*This blog post was originally published at Harvard Health Blog*

Women’s Health In The U.S. Gets An “F”

The Oregon Health and Science University has published its fifth report card since 2000. It grades and ranks the United States on 26 health-status indicators for women. In 2010, not one state received an overall “satisfactory” grade for women’s health, and just two states — Vermont and Massachusetts — received a “satisfactory-minus” grade. Overall, the nation is so far from meeting the goals set by the U.S. Department of Health and Human Services that it receives an overall grade of “unsatisfactory.”

The national report card uses status indicators to assess women’s health:

  • Women’s access to healthcare services (medically under-served area, no abortion provider, no health insurance and first trimester prenatal care)
  • Wellness  (screening mammograms, colorectal cancer, pap smears, cholesterol)
  • Prevention (leisure time physical activity, obesity, eating five fruits and veggies/day, binge drinking, annual dental visits, smoking)
  • Key conditions (coronary heart disease death rate, lung cancer death, stroke death, breast cancer death)
  • Chronic conditions (high blood pressure, diabetes, AIDS, arthritis, osteoporosis)
  • Reproductive health (chlamydia, maternal mortality, unintended pregnancies)
  • Mental health
  • Violence against women 
  • Infant mortality rate
  • Life expectancy
  • Poverty
  • High school completion
  • Wage gap
  • The score on these varied status indicators fluctuated depending upon which state a woman lives. California and New Jersey ranked highest on state health policies, while Idaho and South Dakota ranked last on policies. Read more »

    *This blog post was originally published at EverythingHealth*

    Latest Interviews

    IDEA Labs: Medical Students Take The Lead In Healthcare Innovation

    It’s no secret that doctors are disappointed with the way that the U.S. healthcare system is evolving. Most feel helpless about improving their work conditions or solving technical problems in patient care. Fortunately one young medical student was undeterred by the mountain of disappointment carried by his senior clinician mentors…

    Read more »

    How To Be A Successful Patient: Young Doctors Offer Some Advice

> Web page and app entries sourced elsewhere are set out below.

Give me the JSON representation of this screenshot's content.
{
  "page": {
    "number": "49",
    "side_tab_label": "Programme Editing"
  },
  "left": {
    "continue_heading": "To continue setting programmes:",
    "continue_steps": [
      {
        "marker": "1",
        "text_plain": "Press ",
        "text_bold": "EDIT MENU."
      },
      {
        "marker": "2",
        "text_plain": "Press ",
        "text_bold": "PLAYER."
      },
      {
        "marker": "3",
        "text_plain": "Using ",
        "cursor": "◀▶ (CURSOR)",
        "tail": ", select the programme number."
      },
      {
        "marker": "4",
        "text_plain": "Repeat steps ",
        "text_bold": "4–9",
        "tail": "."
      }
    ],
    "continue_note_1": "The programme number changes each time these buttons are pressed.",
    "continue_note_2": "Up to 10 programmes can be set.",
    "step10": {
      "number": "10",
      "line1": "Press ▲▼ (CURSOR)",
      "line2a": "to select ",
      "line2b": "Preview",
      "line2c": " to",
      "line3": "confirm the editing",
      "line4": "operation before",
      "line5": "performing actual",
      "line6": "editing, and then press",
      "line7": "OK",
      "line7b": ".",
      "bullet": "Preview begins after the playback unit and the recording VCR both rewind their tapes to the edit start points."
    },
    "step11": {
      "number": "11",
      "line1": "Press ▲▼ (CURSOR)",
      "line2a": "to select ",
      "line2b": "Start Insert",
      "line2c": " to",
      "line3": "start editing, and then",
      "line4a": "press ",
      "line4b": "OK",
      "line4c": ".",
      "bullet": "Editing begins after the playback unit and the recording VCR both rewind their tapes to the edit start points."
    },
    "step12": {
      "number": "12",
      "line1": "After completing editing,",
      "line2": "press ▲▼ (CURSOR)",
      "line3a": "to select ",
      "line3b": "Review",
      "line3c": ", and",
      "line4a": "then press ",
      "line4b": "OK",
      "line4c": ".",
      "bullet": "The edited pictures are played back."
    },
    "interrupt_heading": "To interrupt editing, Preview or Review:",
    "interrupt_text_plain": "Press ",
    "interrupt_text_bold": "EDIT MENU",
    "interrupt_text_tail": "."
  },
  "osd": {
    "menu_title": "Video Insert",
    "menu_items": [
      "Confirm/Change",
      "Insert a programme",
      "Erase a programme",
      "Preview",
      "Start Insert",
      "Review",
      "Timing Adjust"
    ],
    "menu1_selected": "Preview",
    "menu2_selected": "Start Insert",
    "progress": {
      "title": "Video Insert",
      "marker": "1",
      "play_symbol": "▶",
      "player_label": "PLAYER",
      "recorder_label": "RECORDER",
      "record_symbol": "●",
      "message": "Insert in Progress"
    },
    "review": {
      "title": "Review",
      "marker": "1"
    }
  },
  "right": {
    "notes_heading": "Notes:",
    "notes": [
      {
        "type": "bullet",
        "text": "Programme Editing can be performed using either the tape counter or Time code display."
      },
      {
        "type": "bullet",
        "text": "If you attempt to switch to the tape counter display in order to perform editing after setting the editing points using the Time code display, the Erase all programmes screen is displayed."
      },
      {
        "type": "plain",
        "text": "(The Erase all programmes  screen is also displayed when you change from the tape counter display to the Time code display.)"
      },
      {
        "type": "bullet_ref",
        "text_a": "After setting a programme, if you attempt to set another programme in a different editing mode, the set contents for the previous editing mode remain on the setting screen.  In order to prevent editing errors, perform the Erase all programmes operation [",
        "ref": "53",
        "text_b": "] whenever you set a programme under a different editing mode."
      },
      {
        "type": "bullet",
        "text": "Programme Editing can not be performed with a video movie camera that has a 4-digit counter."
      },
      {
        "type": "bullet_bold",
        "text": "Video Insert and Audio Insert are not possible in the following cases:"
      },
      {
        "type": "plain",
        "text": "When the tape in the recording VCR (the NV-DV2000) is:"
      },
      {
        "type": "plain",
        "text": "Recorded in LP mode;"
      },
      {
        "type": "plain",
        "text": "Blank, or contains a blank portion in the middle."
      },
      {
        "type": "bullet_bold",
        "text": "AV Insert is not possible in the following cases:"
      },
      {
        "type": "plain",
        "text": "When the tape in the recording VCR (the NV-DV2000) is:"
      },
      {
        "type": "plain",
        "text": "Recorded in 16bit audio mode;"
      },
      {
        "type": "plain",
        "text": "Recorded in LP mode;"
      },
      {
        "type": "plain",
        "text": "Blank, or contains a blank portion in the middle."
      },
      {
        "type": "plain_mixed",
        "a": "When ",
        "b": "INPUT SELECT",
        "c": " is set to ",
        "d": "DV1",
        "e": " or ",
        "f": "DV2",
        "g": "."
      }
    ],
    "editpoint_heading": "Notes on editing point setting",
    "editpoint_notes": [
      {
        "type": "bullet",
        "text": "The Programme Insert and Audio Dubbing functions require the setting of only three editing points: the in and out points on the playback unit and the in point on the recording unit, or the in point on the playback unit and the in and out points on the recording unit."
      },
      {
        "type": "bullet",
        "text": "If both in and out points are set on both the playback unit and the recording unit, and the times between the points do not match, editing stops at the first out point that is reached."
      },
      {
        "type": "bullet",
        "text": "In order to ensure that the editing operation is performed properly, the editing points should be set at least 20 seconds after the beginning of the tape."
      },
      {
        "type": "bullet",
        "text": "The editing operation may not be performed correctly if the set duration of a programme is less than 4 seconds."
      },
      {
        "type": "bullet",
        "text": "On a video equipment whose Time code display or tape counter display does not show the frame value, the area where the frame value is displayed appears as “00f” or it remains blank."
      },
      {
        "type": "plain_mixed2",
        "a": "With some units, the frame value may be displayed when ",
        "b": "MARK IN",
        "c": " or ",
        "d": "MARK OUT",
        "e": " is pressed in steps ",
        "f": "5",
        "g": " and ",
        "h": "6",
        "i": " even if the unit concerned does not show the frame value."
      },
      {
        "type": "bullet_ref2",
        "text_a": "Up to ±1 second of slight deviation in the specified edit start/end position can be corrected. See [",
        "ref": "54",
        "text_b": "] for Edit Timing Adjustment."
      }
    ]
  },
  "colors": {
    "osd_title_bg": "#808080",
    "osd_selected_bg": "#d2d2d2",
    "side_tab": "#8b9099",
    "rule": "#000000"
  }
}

    I am proud to be a part of the American Resident Project an initiative that promotes the writing of medical students residents and new physicians as they explore ideas for transforming American health care delivery. I recently had the opportunity to interview three of the writing fellows about how to…

    Read more »

    See all interviews »

    Latest Cartoon

    See all cartoons »

    Latest Book Reviews

    Book Review: Is Empathy Learned By Faking It Till It’s Real?

    I m often asked to do book reviews on my blog and I rarely agree to them. This is because it takes me a long time to read a book and then if I don t enjoy it I figure the author would rather me remain silent than publish my…

    Read more »

    The Spirit Of The Place: Samuel Shem’s New Book May Depress You

    When I was in medical school I read Samuel Shem s House Of God as a right of passage. At the time I found it to be a cynical yet eerily accurate portrayal of the underbelly of academic medicine. I gained comfort from its gallows humor and it made me…

    Read more »

    Eat To Save Your Life: Another Half-True Diet Book

    I am hesitant to review diet books because they are so often a tangled mess of fact and fiction. Teasing out their truth from falsehood is about as exhausting as delousing a long-haired elementary school student. However after being approached by the authors’ PR agency with the promise of a…

    Read more »

    See all book reviews »